PROBLEM TO SOLVE: Repeat the entries exactly as they stand.

*** EXTRACTED RECORDS

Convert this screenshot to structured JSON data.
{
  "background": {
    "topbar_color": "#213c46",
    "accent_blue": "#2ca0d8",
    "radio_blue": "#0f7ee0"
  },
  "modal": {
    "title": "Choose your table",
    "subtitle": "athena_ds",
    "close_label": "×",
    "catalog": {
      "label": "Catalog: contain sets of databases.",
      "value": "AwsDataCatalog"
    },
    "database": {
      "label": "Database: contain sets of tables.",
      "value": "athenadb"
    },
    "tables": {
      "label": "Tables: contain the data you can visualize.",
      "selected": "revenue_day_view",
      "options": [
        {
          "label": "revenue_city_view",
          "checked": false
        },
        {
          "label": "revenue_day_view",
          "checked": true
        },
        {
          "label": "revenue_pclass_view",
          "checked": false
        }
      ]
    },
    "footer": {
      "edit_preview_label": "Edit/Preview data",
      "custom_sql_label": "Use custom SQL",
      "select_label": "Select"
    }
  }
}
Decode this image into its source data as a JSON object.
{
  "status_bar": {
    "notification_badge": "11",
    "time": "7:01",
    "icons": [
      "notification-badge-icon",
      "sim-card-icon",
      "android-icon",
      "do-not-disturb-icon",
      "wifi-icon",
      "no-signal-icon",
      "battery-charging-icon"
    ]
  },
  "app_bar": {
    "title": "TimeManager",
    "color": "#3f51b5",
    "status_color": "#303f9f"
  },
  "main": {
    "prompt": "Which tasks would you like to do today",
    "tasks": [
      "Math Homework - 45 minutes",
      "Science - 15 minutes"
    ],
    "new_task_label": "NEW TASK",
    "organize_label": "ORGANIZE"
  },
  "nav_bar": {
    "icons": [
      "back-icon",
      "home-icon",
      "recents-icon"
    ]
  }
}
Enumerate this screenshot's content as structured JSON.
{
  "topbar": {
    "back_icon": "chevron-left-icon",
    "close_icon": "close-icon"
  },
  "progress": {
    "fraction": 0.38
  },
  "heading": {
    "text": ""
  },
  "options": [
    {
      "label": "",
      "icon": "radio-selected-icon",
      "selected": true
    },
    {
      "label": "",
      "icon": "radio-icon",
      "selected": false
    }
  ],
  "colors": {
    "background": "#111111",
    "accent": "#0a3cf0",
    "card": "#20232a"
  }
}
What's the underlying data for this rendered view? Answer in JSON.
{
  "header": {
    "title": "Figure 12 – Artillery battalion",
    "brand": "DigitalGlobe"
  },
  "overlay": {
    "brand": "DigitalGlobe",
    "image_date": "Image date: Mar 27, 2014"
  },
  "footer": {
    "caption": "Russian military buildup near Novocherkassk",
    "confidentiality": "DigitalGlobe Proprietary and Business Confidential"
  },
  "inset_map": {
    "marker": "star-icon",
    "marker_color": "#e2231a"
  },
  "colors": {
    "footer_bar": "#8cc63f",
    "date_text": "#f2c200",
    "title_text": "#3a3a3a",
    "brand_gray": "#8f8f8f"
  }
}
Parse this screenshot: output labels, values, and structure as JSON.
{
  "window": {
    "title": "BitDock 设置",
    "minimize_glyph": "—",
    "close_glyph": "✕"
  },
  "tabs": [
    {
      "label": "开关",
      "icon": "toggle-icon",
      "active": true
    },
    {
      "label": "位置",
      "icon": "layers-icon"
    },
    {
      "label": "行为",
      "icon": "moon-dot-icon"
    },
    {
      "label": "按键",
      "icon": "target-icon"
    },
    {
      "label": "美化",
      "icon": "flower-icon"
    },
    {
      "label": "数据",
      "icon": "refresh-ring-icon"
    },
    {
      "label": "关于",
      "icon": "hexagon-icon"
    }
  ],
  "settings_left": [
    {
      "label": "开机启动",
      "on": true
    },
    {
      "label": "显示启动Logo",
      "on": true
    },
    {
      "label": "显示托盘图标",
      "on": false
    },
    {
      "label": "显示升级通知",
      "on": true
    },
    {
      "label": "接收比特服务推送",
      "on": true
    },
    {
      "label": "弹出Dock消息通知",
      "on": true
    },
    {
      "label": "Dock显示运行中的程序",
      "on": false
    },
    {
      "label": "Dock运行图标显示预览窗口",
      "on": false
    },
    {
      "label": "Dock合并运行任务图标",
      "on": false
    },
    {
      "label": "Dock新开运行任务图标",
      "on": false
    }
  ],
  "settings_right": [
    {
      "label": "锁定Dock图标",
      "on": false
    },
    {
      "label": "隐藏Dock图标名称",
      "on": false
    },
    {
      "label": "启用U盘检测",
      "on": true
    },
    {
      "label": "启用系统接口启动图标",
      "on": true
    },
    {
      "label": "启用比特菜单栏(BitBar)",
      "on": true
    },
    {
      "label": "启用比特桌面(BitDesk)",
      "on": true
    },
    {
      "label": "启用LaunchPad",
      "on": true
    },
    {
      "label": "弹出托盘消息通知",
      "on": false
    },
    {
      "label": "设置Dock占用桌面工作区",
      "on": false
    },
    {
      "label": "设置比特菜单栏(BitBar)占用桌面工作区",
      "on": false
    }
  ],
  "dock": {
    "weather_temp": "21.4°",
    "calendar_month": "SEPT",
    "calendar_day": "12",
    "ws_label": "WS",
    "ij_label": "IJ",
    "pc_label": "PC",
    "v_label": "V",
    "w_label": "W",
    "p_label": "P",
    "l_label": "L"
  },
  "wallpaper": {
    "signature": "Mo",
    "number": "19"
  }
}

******

ANSWER TO THIS PROBLEM:
Convert this screenshot to structured JSON data.
{
  "background": {
    "topbar_color": "#213c46",
    "accent_blue": "#2ca0d8",
    "radio_blue": "#0f7ee0"
  },
  "modal": {
    "title": "Choose your table",
    "subtitle": "athena_ds",
    "close_label": "×",
    "catalog": {
      "label": "Catalog: contain sets of databases.",
      "value": "AwsDataCatalog"
    },
    "database": {
      "label": "Database: contain sets of tables.",
      "value": "athenadb"
    },
    "tables": {
      "label": "Tables: contain the data you can visualize.",
      "selected": "revenue_day_view",
      "options": [
        {
          "label": "revenue_city_view",
          "checked": false
        },
        {
          "label": "revenue_day_view",
          "checked": true
        },
        {
          "label": "revenue_pclass_view",
          "checked": false
        }
      ]
    },
    "footer": {
      "edit_preview_label": "Edit/Preview data",
      "custom_sql_label": "Use custom SQL",
      "select_label": "Select"
    }
  }
}
Decode this image into its source data as a JSON object.
{
  "status_bar": {
    "notification_badge": "11",
    "time": "7:01",
    "icons": [
      "notification-badge-icon",
      "sim-card-icon",
      "android-icon",
      "do-not-disturb-icon",
      "wifi-icon",
      "no-signal-icon",
      "battery-charging-icon"
    ]
  },
  "app_bar": {
    "title": "TimeManager",
    "color": "#3f51b5",
    "status_color": "#303f9f"
  },
  "main": {
    "prompt": "Which tasks would you like to do today",
    "tasks": [
      "Math Homework - 45 minutes",
      "Science - 15 minutes"
    ],
    "new_task_label": "NEW TASK",
    "organize_label": "ORGANIZE"
  },
  "nav_bar": {
    "icons": [
      "back-icon",
      "home-icon",
      "recents-icon"
    ]
  }
}
Enumerate this screenshot's content as structured JSON.
{
  "topbar": {
    "back_icon": "chevron-left-icon",
    "close_icon": "close-icon"
  },
  "progress": {
    "fraction": 0.38
  },
  "heading": {
    "text": ""
  },
  "options": [
    {
      "label": "",
      "icon": "radio-selected-icon",
      "selected": true
    },
    {
      "label": "",
      "icon": "radio-icon",
      "selected": false
    }
  ],
  "colors": {
    "background": "#111111",
    "accent": "#0a3cf0",
    "card": "#20232a"
  }
}
What's the underlying data for this rendered view? Answer in JSON.
{
  "header": {
    "title": "Figure 12 – Artillery battalion",
    "brand": "DigitalGlobe"
  },
  "overlay": {
    "brand": "DigitalGlobe",
    "image_date": "Image date: Mar 27, 2014"
  },
  "footer": {
    "caption": "Russian military buildup near Novocherkassk",
    "confidentiality": "DigitalGlobe Proprietary and Business Confidential"
  },
  "inset_map": {
    "marker": "star-icon",
    "marker_color": "#e2231a"
  },
  "colors": {
    "footer_bar": "#8cc63f",
    "date_text": "#f2c200",
    "title_text": "#3a3a3a",
    "brand_gray": "#8f8f8f"
  }
}
Parse this screenshot: output labels, values, and structure as JSON.
{
  "window": {
    "title": "BitDock 设置",
    "minimize_glyph": "—",
    "close_glyph": "✕"
  },
  "tabs": [
    {
      "label": "开关",
      "icon": "toggle-icon",
      "active": true
    },
    {
      "label": "位置",
      "icon": "layers-icon"
    },
    {
      "label": "行为",
      "icon": "moon-dot-icon"
    },
    {
      "label": "按键",
      "icon": "target-icon"
    },
    {
      "label": "美化",
      "icon": "flower-icon"
    },
    {
      "label": "数据",
      "icon": "refresh-ring-icon"
    },
    {
      "label": "关于",
      "icon": "hexagon-icon"
    }
  ],
  "settings_left": [
    {
      "label": "开机启动",
      "on": true
    },
    {
      "label": "显示启动Logo",
      "on": true
    },
    {
      "label": "显示托盘图标",
      "on": false
    },
    {
      "label": "显示升级通知",
      "on": true
    },
    {
      "label": "接收比特服务推送",
      "on": true
    },
    {
      "label": "弹出Dock消息通知",
      "on": true
    },
    {
      "label": "Dock显示运行中的程序",
      "on": false
    },
    {
      "label": "Dock运行图标显示预览窗口",
      "on": false
    },
    {
      "label": "Dock合并运行任务图标",
      "on": false
    },
    {
      "label": "Dock新开运行任务图标",
      "on": false
    }
  ],
  "settings_right": [
    {
      "label": "锁定Dock图标",
      "on": false
    },
    {
      "label": "隐藏Dock图标名称",
      "on": false
    },
    {
      "label": "启用U盘检测",
      "on": true
    },
    {
      "label": "启用系统接口启动图标",
      "on": true
    },
    {
      "label": "启用比特菜单栏(BitBar)",
      "on": true
    },
    {
      "label": "启用比特桌面(BitDesk)",
      "on": true
    },
    {
      "label": "启用LaunchPad",
      "on": true
    },
    {
      "label": "弹出托盘消息通知",
      "on": false
    },
    {
      "label": "设置Dock占用桌面工作区",
      "on": false
    },
    {
      "label": "设置比特菜单栏(BitBar)占用桌面工作区",
      "on": false
    }
  ],
  "dock": {
    "weather_temp": "21.4°",
    "calendar_month": "SEPT",
    "calendar_day": "12",
    "ws_label": "WS",
    "ij_label": "IJ",
    "pc_label": "PC",
    "v_label": "V",
    "w_label": "W",
    "p_label": "P",
    "l_label": "L"
  },
  "wallpaper": {
    "signature": "Mo",
    "number": "19"
  }
}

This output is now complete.